By McKenna Downing, MFT Intern
How to Communicate with Your Teenage Son or Daughter
Teenagers have a lot going on, both inside and out. Hormones are going wild, their bodies are changing, and they are surrounded by new roles and responsibilities in and out of the home. As a mom or dad, you must juggle many daily tasks, obligations, and stresses when parenting teens. These aspects of daily life can cause disconnection with loved ones, including your teen, and can create miscommunication quickly. So how do you connect with your teen without spiraling into a fight?
1. Talk With Them About Their Interests
By taking the time to talk about their interests, you build a bridge so that your son or daughter can feel more comfortable coming to you when they are struggling. General questions like “How was school?” are important, but they can be overwhelming for a teen having a rough day. Try to incorporate more specific questions. Pay attention to their interests. Are they really into gaming? Take the time to ask about their favorite game. Why do they like it? Maybe they can show you how to play it sometime? These questions are open-ended and typically require more than a one-word answer for your teen.

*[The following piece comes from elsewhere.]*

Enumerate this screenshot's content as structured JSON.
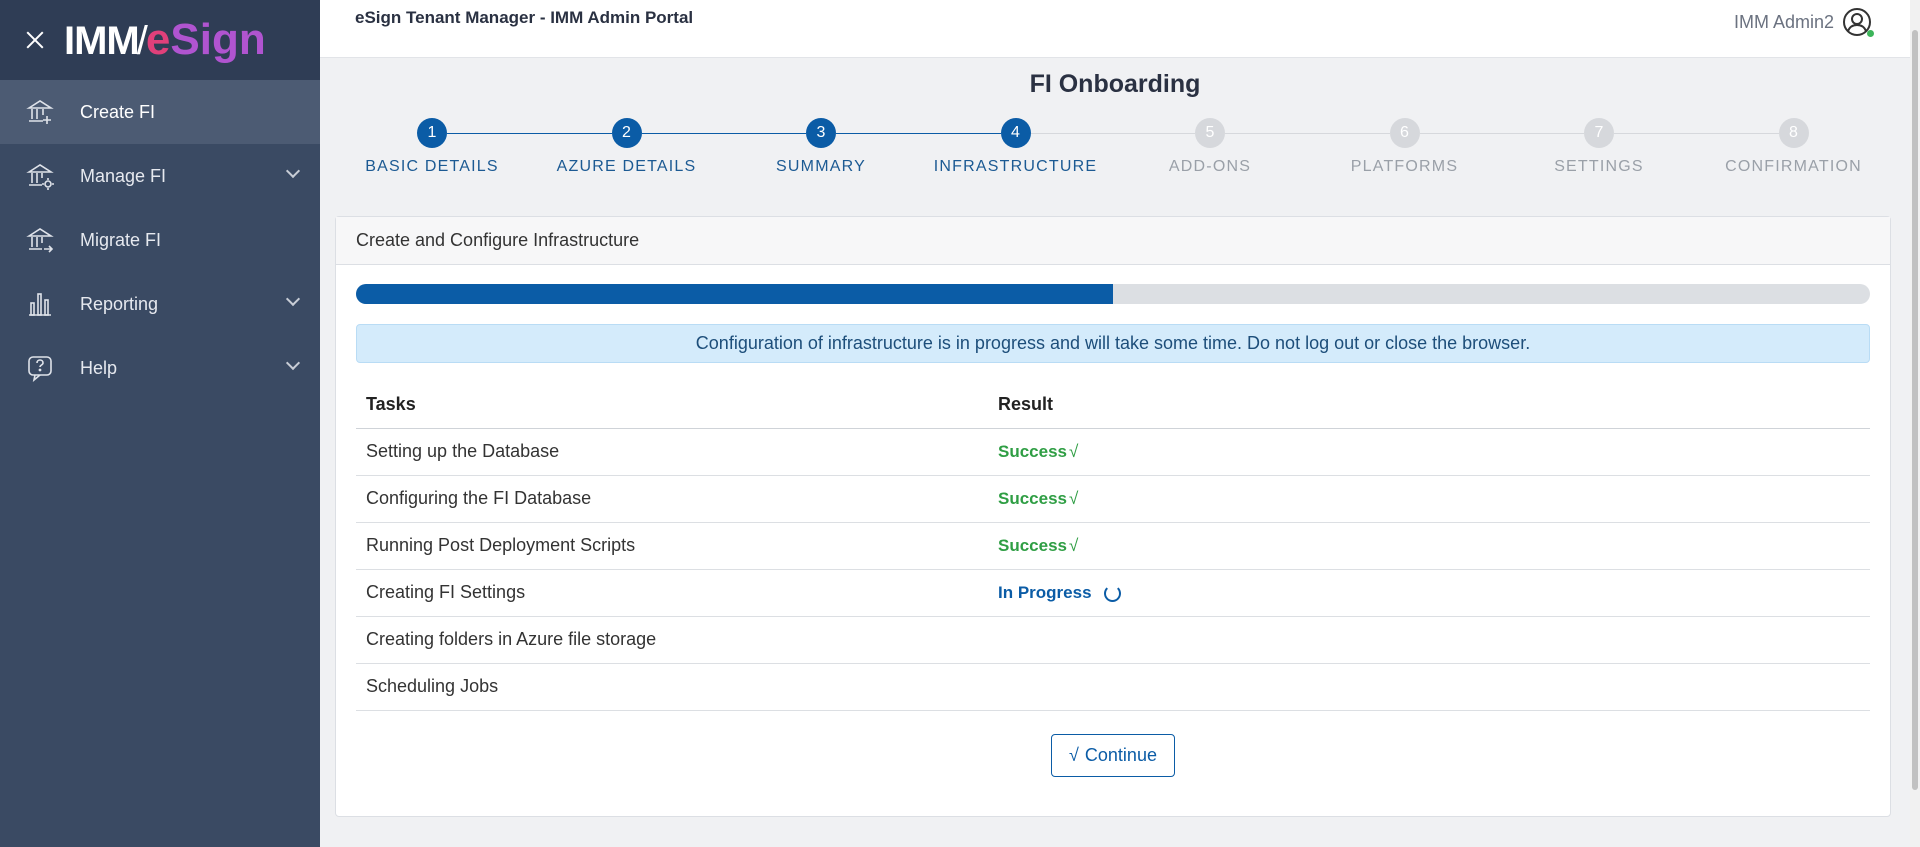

You may see some initial pushback. However, continuing to pay attention to their interests can make them feel like you care about them. Over time, you will notice they will begin to be the ones engaging you first in conversations. When framing these questions, pay attention to your tone and timing. The middle of an argument might not be the best time to address these questions. However, if you are constantly interested in them over time, your teen will begin to open up and engage with you.
2. Set Clear Expectations
Contrary to popular belief, having clear expectations and boundaries with your teens is essential, comforting, and is a building block for a healthy relationship.
Think about it. You probably don’t like feeling like unsure of what is expected of you. It can be unsettling. It is the same for your teen; not knowing limits can be highly stressful and cause conflict within the parent-child relationship.
Teens require more freedom than younger children. Your expectations and boundaries with them should be focused on health and safety. Let them know you care about them and the reasoning behind the expectations.
3. Follow Through on Your Promises
Consistency as a parent is critical. Of course, there are times when life can get in the way. However, as a rule, if you say you are going to do something, it is essential that you follow through. If your teen or child feels consistently let down by you, it can breed distrust. Everyone has had at least one inconsistent person in their lives. Now think about how that person could affect your life if they made all the critical decisions for you. It can be distressing.
As a whole, relationships require a certain level of trust. This is especially important when parenting teens because their relationship with you is practice for every other relationship they will have in the future. It’s a lot of pressure, and no one is perfect. However, putting effort into connecting with your teen consistently and doing what you say you will do will go a long way to creating a healthy relationship with them.
4. Have a Set Time to Connect
You will eventually find common ground as you talk with your teen about their interests. You’ll notice that you may enjoy the same things they do. When you find that activity, seize the moment and plan a day in which you and your teen can have at least one hour of quality one-on-one time. If this goes well, make this activity a weekly occurrence. That can seem daunting at first; however, if you are reading this article, you are trying to connect with your teen, and connection takes time and effort. In addition, this activity will be one that you both enjoy doing. You’ll find yourself excited about your set time together each week.
5. Learn Stress Reduction Skills
Stress reduction and coping skills you can use in the moment are very important when trying to connect with your teen. There are most likely going to be arguments. During those arguments, it is vital for you as the parent to self-regulate and use coping skills to keep you calm.
You may be saying that is easier said than done. However, suppose you model the behavior by staying calm and clear. In that case, your teen may still be mad, but your actions can prevent the fight from snowballing into a war. You can do several things within the moment to help you stay calm, including focusing on your breathing.
Belly breathing is proven to get your parasympathetic nervous system to kick in and slow you down. In addition, validating statements such as “I can see you’re upset” or “I can see you are very frustrated right now” can help de-escalate the situation.
Suppose those do not work, and the argument is escalating. In that case, there is nothing wrong with saying, “I can see we are both upset. I need to take 15 minutes to calm down, and then we can come back and talk about this because I can see it’s important to you.” Clearly state the expectation, be concrete about how long the break will be and be consistent by going up to them and talking about the situation once that break has ended.
The Reward of Parenting Teens
Adolescence is a wonderful, complicated time. Most teens are extremely funny and engaging when given the opportunity to connect with others. Do not put pressure on yourself to be a perfect parent. Try and use these techniques and you’ll be in an excellent spot to create a healthy relationship with your teen. And if your child needs some additional support, don’t be afraid to explore therapy for your teen.